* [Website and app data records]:
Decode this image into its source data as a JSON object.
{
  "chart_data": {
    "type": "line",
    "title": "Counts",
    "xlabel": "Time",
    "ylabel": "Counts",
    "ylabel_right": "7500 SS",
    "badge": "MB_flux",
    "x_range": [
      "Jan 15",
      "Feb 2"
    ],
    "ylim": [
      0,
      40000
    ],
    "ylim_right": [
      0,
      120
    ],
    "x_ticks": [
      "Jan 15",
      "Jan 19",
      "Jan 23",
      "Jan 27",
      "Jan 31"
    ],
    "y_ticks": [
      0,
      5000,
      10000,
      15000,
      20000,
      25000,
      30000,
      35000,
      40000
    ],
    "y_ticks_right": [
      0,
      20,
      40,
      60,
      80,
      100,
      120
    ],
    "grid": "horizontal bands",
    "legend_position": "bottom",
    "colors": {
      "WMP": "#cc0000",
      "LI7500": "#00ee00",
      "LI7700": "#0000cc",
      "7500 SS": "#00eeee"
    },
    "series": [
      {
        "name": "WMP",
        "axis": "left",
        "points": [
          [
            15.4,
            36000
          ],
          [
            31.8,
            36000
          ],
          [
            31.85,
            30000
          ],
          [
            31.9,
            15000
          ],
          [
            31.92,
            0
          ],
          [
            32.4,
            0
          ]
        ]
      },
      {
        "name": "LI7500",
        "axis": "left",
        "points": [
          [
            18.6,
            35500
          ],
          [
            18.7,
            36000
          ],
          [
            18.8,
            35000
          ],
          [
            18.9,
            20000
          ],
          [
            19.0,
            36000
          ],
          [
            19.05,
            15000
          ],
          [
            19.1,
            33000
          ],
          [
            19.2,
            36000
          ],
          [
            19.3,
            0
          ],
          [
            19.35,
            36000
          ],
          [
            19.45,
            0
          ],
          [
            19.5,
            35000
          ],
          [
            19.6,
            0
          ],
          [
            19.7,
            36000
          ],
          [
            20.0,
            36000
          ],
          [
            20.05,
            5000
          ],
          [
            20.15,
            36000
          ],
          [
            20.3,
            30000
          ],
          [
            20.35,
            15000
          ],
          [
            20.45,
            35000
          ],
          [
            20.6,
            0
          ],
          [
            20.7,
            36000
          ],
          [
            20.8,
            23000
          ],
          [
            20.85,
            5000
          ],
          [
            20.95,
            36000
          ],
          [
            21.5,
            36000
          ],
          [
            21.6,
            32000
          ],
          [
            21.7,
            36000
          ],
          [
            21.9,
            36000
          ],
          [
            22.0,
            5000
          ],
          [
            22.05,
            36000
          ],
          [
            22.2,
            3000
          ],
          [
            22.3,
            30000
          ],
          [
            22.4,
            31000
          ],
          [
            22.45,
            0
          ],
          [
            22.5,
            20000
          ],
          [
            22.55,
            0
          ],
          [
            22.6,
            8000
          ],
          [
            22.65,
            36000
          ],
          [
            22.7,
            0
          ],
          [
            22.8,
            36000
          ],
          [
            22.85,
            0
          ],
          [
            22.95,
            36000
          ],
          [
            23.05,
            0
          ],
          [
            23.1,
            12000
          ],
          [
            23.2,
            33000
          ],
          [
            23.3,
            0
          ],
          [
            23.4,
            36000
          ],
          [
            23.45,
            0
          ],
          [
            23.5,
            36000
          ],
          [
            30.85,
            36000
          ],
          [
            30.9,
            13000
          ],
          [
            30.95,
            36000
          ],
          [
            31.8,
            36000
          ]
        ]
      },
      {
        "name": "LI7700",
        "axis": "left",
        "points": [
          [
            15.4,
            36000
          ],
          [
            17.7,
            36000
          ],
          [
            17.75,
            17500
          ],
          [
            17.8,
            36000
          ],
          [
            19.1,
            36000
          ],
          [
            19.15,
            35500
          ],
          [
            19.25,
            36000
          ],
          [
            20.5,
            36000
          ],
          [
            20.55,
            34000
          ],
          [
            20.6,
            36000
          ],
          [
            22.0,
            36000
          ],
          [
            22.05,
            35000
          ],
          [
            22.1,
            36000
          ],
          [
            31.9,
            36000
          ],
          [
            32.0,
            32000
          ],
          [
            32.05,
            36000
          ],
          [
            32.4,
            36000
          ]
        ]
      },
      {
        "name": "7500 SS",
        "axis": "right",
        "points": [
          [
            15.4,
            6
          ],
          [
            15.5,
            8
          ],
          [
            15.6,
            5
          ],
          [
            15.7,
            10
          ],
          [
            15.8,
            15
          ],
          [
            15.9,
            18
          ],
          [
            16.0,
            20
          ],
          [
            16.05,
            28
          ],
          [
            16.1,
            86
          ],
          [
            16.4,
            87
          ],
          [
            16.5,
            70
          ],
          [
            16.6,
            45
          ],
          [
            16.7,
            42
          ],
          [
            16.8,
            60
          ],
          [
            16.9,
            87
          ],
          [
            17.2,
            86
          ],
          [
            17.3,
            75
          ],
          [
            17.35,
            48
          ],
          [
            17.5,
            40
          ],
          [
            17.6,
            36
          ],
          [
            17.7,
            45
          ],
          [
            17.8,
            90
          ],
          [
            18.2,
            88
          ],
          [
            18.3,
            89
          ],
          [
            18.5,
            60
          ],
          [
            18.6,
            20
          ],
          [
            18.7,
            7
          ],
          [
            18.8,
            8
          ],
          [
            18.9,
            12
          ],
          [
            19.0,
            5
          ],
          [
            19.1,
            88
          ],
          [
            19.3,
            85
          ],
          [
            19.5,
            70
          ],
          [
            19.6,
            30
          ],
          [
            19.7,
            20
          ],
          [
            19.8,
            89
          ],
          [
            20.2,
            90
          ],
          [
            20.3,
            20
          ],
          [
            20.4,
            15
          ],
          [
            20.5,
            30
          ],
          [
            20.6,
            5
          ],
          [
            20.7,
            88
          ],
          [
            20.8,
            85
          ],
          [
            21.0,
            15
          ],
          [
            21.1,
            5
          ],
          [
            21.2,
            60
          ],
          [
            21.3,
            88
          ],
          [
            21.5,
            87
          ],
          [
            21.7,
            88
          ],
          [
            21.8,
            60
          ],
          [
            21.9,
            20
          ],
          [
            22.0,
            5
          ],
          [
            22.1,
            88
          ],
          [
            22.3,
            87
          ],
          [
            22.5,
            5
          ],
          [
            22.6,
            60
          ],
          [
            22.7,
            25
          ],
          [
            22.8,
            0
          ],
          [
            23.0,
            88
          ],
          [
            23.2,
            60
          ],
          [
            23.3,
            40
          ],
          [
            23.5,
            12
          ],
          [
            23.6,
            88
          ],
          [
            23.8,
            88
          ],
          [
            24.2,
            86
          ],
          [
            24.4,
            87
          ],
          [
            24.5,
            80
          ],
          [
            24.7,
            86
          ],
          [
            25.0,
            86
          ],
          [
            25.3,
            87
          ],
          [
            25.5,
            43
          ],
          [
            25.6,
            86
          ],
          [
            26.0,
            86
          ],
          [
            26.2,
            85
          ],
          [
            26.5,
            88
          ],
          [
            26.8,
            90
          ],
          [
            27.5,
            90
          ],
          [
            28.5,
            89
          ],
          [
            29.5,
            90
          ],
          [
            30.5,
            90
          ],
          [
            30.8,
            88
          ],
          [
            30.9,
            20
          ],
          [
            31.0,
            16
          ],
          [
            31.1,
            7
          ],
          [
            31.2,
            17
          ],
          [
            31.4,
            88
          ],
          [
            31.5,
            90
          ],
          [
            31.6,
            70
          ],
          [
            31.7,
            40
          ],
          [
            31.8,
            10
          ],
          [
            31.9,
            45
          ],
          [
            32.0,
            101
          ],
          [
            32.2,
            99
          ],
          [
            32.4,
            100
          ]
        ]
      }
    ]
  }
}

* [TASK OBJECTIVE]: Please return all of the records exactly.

* [RESPONSE BOX]:
Decode this image into its source data as a JSON object.
{
  "chart_data": {
    "type": "line",
    "title": "Counts",
    "xlabel": "Time",
    "ylabel": "Counts",
    "ylabel_right": "7500 SS",
    "badge": "MB_flux",
    "x_range": [
      "Jan 15",
      "Feb 2"
    ],
    "ylim": [
      0,
      40000
    ],
    "ylim_right": [
      0,
      120
    ],
    "x_ticks": [
      "Jan 15",
      "Jan 19",
      "Jan 23",
      "Jan 27",
      "Jan 31"
    ],
    "y_ticks": [
      0,
      5000,
      10000,
      15000,
      20000,
      25000,
      30000,
      35000,
      40000
    ],
    "y_ticks_right": [
      0,
      20,
      40,
      60,
      80,
      100,
      120
    ],
    "grid": "horizontal bands",
    "legend_position": "bottom",
    "colors": {
      "WMP": "#cc0000",
      "LI7500": "#00ee00",
      "LI7700": "#0000cc",
      "7500 SS": "#00eeee"
    },
    "series": [
      {
        "name": "WMP",
        "axis": "left",
        "points": [
          [
            15.4,
            36000
          ],
          [
            31.8,
            36000
          ],
          [
            31.85,
            30000
          ],
          [
            31.9,
            15000
          ],
          [
            31.92,
            0
          ],
          [
            32.4,
            0
          ]
        ]
      },
      {
        "name": "LI7500",
        "axis": "left",
        "points": [
          [
            18.6,
            35500
          ],
          [
            18.7,
            36000
          ],
          [
            18.8,
            35000
          ],
          [
            18.9,
            20000
          ],
          [
            19.0,
            36000
          ],
          [
            19.05,
            15000
          ],
          [
            19.1,
            33000
          ],
          [
            19.2,
            36000
          ],
          [
            19.3,
            0
          ],
          [
            19.35,
            36000
          ],
          [
            19.45,
            0
          ],
          [
            19.5,
            35000
          ],
          [
            19.6,
            0
          ],
          [
            19.7,
            36000
          ],
          [
            20.0,
            36000
          ],
          [
            20.05,
            5000
          ],
          [
            20.15,
            36000
          ],
          [
            20.3,
            30000
          ],
          [
            20.35,
            15000
          ],
          [
            20.45,
            35000
          ],
          [
            20.6,
            0
          ],
          [
            20.7,
            36000
          ],
          [
            20.8,
            23000
          ],
          [
            20.85,
            5000
          ],
          [
            20.95,
            36000
          ],
          [
            21.5,
            36000
          ],
          [
            21.6,
            32000
          ],
          [
            21.7,
            36000
          ],
          [
            21.9,
            36000
          ],
          [
            22.0,
            5000
          ],
          [
            22.05,
            36000
          ],
          [
            22.2,
            3000
          ],
          [
            22.3,
            30000
          ],
          [
            22.4,
            31000
          ],
          [
            22.45,
            0
          ],
          [
            22.5,
            20000
          ],
          [
            22.55,
            0
          ],
          [
            22.6,
            8000
          ],
          [
            22.65,
            36000
          ],
          [
            22.7,
            0
          ],
          [
            22.8,
            36000
          ],
          [
            22.85,
            0
          ],
          [
            22.95,
            36000
          ],
          [
            23.05,
            0
          ],
          [
            23.1,
            12000
          ],
          [
            23.2,
            33000
          ],
          [
            23.3,
            0
          ],
          [
            23.4,
            36000
          ],
          [
            23.45,
            0
          ],
          [
            23.5,
            36000
          ],
          [
            30.85,
            36000
          ],
          [
            30.9,
            13000
          ],
          [
            30.95,
            36000
          ],
          [
            31.8,
            36000
          ]
        ]
      },
      {
        "name": "LI7700",
        "axis": "left",
        "points": [
          [
            15.4,
            36000
          ],
          [
            17.7,
            36000
          ],
          [
            17.75,
            17500
          ],
          [
            17.8,
            36000
          ],
          [
            19.1,
            36000
          ],
          [
            19.15,
            35500
          ],
          [
            19.25,
            36000
          ],
          [
            20.5,
            36000
          ],
          [
            20.55,
            34000
          ],
          [
            20.6,
            36000
          ],
          [
            22.0,
            36000
          ],
          [
            22.05,
            35000
          ],
          [
            22.1,
            36000
          ],
          [
            31.9,
            36000
          ],
          [
            32.0,
            32000
          ],
          [
            32.05,
            36000
          ],
          [
            32.4,
            36000
          ]
        ]
      },
      {
        "name": "7500 SS",
        "axis": "right",
        "points": [
          [
            15.4,
            6
          ],
          [
            15.5,
            8
          ],
          [
            15.6,
            5
          ],
          [
            15.7,
            10
          ],
          [
            15.8,
            15
          ],
          [
            15.9,
            18
          ],
          [
            16.0,
            20
          ],
          [
            16.05,
            28
          ],
          [
            16.1,
            86
          ],
          [
            16.4,
            87
          ],
          [
            16.5,
            70
          ],
          [
            16.6,
            45
          ],
          [
            16.7,
            42
          ],
          [
            16.8,
            60
          ],
          [
            16.9,
            87
          ],
          [
            17.2,
            86
          ],
          [
            17.3,
            75
          ],
          [
            17.35,
            48
          ],
          [
            17.5,
            40
          ],
          [
            17.6,
            36
          ],
          [
            17.7,
            45
          ],
          [
            17.8,
            90
          ],
          [
            18.2,
            88
          ],
          [
            18.3,
            89
          ],
          [
            18.5,
            60
          ],
          [
            18.6,
            20
          ],
          [
            18.7,
            7
          ],
          [
            18.8,
            8
          ],
          [
            18.9,
            12
          ],
          [
            19.0,
            5
          ],
          [
            19.1,
            88
          ],
          [
            19.3,
            85
          ],
          [
            19.5,
            70
          ],
          [
            19.6,
            30
          ],
          [
            19.7,
            20
          ],
          [
            19.8,
            89
          ],
          [
            20.2,
            90
          ],
          [
            20.3,
            20
          ],
          [
            20.4,
            15
          ],
          [
            20.5,
            30
          ],
          [
            20.6,
            5
          ],
          [
            20.7,
            88
          ],
          [
            20.8,
            85
          ],
          [
            21.0,
            15
          ],
          [
            21.1,
            5
          ],
          [
            21.2,
            60
          ],
          [
            21.3,
            88
          ],
          [
            21.5,
            87
          ],
          [
            21.7,
            88
          ],
          [
            21.8,
            60
          ],
          [
            21.9,
            20
          ],
          [
            22.0,
            5
          ],
          [
            22.1,
            88
          ],
          [
            22.3,
            87
          ],
          [
            22.5,
            5
          ],
          [
            22.6,
            60
          ],
          [
            22.7,
            25
          ],
          [
            22.8,
            0
          ],
          [
            23.0,
            88
          ],
          [
            23.2,
            60
          ],
          [
            23.3,
            40
          ],
          [
            23.5,
            12
          ],
          [
            23.6,
            88
          ],
          [
            23.8,
            88
          ],
          [
            24.2,
            86
          ],
          [
            24.4,
            87
          ],
          [
            24.5,
            80
          ],
          [
            24.7,
            86
          ],
          [
            25.0,
            86
          ],
          [
            25.3,
            87
          ],
          [
            25.5,
            43
          ],
          [
            25.6,
            86
          ],
          [
            26.0,
            86
          ],
          [
            26.2,
            85
          ],
          [
            26.5,
            88
          ],
          [
            26.8,
            90
          ],
          [
            27.5,
            90
          ],
          [
            28.5,
            89
          ],
          [
            29.5,
            90
          ],
          [
            30.5,
            90
          ],
          [
            30.8,
            88
          ],
          [
            30.9,
            20
          ],
          [
            31.0,
            16
          ],
          [
            31.1,
            7
          ],
          [
            31.2,
            17
          ],
          [
            31.4,
            88
          ],
          [
            31.5,
            90
          ],
          [
            31.6,
            70
          ],
          [
            31.7,
            40
          ],
          [
            31.8,
            10
          ],
          [
            31.9,
            45
          ],
          [
            32.0,
            101
          ],
          [
            32.2,
            99
          ],
          [
            32.4,
            100
          ]
        ]
      }
    ]
  }
}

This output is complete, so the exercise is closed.